Diagonal row 12: * k2, p3, k1 * (same as row 3)

Repeat diagonal rows 1 - 12 until piece measures roughly 4.5" in new pattern.  From that point forward (and from wherever you happen to be in the pattern), ssk or p2tog at the beginning of every right side row, depending on which decrease will fit in better with the overall pattern.  Continue in pattern, decreasing by one stitch at the beginning of every right side row, until there are 46 stitches left.  Beginning with the next right side row, continue decreasing by one stitch with a ssk or p2tog at the beginning of each right side row, and also decrease at the END of each wrong side row with a k2tog or a p2tog.  Continue this way until there are 6 stitches left on your needle. 

Now that you have 6 stitches left on your needle, you should be on a right side row, and it's time to work the buttonhole.  Ssk or p2tog, depending on where you are in the pattern, and then ssk or p2tog again, yo, and knit or purl last two stitches on your needle.  Finish the piece decreasing as you have been, simply knitting or purling the yo stitch in pattern when you get to it.  When you have only one stitch left on your needle, cut the tail and knot it through the final stitch.  As far as tucking in the ends is concerned, I used my tapestry needle to tuck in the end on the "lily" side, and used the cast-on end from the "tuber" side to attach my button, like so:

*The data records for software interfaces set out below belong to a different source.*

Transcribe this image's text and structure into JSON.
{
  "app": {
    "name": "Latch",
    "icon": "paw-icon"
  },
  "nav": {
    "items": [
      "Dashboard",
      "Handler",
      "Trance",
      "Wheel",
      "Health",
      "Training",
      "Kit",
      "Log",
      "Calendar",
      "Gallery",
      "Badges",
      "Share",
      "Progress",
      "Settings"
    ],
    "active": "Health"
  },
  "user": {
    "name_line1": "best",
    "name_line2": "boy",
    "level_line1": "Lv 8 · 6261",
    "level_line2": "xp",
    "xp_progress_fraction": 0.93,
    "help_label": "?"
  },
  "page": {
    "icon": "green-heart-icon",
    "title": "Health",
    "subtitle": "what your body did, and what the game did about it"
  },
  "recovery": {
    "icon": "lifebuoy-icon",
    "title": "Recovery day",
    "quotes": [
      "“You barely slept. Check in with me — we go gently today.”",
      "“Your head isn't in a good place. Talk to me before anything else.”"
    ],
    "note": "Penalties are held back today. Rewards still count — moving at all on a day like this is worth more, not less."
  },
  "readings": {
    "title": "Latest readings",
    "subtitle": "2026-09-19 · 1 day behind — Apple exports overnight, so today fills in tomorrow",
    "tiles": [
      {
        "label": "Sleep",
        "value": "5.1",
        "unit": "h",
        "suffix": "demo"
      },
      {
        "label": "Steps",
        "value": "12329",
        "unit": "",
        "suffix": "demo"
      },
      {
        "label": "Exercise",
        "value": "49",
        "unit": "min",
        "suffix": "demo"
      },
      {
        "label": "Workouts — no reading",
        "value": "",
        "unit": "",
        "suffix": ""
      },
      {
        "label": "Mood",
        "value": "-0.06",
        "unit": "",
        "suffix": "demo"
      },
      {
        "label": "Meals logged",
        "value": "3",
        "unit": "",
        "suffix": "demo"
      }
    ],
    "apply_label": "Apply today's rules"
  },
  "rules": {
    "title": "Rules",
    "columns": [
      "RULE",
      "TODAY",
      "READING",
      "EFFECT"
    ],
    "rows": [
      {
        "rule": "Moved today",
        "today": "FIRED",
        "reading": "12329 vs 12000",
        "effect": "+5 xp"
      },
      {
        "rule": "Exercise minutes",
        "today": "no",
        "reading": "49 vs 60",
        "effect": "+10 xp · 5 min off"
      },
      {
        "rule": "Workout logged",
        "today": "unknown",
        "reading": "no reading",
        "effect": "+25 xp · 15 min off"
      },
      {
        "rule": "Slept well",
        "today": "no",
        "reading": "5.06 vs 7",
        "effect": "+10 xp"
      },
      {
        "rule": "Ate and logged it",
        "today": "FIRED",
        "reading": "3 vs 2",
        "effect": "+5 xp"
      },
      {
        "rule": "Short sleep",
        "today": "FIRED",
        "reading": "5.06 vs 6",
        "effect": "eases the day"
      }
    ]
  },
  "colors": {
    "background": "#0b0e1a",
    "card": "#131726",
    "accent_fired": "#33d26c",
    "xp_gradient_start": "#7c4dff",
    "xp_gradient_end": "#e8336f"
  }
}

As you can see, I had to use a large darning needle to get through the hole in my button.  Also, now you're done!  So that should count for something.